• _Problem details_
From the entries that follow, pick out all lines holding "kunafa".
Content starts
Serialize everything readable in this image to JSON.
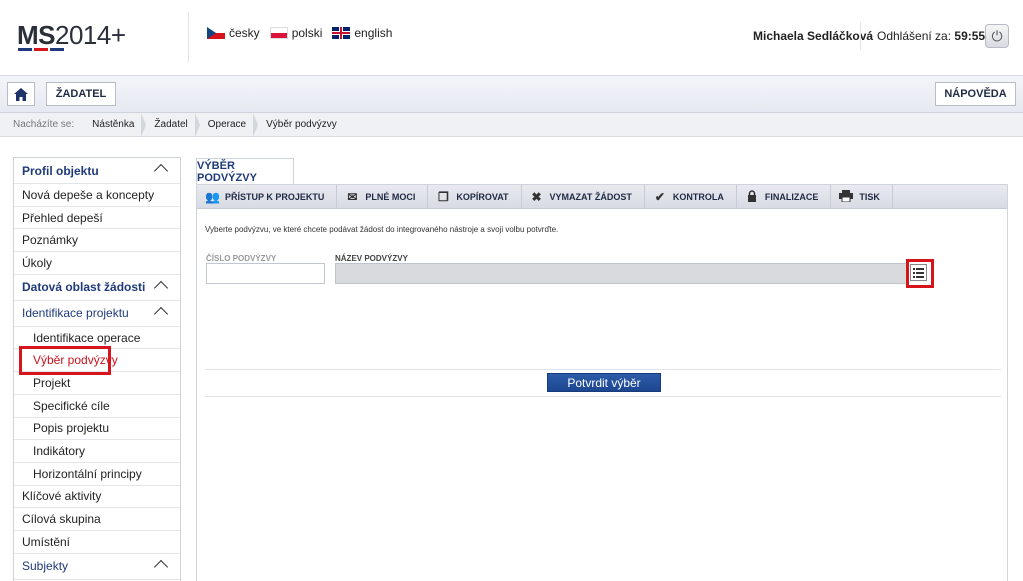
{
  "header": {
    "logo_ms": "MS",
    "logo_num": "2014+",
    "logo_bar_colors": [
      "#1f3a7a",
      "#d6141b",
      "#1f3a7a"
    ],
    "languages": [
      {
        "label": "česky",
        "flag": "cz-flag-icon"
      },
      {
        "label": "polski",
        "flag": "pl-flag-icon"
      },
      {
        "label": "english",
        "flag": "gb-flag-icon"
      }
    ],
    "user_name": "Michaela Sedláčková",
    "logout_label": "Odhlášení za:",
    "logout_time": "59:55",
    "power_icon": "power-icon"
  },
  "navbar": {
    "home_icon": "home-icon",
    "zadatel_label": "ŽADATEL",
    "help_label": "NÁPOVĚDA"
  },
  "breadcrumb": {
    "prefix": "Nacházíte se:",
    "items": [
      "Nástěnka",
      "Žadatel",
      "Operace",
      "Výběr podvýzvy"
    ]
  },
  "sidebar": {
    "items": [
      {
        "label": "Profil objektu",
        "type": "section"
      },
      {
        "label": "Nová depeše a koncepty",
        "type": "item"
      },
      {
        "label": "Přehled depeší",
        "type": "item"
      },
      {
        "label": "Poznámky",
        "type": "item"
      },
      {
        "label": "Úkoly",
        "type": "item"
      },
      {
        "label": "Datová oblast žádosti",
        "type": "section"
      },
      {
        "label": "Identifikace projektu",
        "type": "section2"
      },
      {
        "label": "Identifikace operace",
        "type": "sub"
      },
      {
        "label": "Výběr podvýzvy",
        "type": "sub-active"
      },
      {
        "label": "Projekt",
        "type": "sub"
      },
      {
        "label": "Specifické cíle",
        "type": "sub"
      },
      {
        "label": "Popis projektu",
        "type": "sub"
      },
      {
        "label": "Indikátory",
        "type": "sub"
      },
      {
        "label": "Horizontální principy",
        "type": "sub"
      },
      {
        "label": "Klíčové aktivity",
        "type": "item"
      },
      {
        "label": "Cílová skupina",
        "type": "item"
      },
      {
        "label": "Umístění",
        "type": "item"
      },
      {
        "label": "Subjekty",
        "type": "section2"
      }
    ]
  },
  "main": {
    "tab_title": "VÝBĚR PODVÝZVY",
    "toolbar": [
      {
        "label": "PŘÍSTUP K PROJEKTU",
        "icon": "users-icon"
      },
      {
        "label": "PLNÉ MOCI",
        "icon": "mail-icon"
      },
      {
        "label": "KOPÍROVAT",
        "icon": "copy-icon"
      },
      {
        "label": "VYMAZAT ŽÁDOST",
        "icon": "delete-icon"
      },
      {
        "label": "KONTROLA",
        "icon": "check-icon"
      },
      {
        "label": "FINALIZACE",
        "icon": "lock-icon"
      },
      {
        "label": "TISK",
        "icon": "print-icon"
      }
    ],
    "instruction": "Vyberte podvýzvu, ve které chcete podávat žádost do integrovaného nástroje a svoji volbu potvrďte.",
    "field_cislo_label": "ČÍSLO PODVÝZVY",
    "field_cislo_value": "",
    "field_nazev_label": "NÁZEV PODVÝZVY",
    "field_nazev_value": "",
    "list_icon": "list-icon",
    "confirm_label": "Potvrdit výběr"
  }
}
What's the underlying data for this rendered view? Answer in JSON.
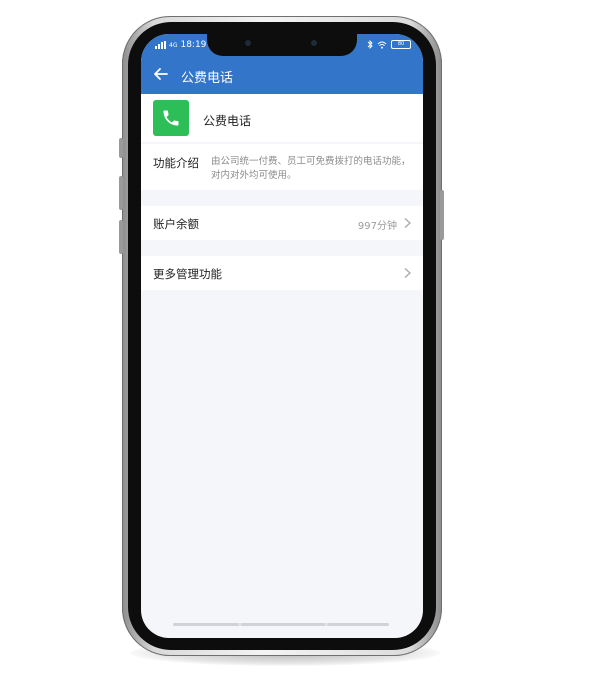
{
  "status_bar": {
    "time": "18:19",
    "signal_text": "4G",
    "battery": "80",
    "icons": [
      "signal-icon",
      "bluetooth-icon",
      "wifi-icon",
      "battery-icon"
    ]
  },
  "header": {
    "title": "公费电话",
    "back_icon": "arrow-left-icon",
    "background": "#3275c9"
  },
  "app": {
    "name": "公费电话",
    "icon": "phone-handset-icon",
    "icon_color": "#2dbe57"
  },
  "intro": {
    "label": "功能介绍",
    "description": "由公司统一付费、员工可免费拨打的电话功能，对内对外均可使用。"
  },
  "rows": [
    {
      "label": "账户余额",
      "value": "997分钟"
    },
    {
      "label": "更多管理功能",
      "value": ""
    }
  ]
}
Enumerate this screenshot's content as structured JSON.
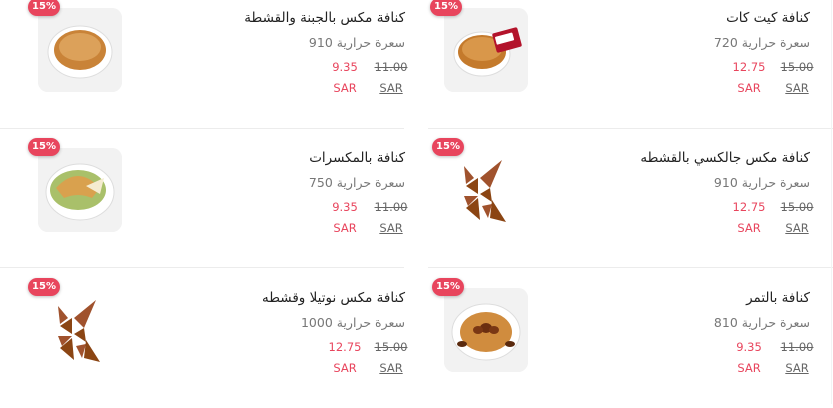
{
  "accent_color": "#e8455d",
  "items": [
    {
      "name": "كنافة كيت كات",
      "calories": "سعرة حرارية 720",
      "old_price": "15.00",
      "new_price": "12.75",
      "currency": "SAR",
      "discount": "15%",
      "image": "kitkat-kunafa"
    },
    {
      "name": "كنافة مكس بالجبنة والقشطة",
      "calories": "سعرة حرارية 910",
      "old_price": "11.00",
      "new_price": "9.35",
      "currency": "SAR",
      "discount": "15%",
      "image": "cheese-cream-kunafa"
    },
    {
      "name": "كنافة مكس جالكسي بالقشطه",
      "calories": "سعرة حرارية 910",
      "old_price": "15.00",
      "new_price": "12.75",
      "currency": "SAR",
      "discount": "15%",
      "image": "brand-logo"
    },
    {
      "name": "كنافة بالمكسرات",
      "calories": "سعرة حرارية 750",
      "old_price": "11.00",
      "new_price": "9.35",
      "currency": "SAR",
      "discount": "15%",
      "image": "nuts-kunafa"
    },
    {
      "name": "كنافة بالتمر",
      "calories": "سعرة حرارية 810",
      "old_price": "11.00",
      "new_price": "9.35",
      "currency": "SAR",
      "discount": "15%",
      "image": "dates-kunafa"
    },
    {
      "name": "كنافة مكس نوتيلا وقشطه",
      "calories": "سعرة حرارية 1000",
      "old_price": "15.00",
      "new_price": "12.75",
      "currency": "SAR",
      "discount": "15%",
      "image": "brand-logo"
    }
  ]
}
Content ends
• _Task result_
      "image": "kitkat-kunafa"
      "image": "cheese-cream-kunafa"
      "image": "nuts-kunafa"
      "image": "dates-kunafa"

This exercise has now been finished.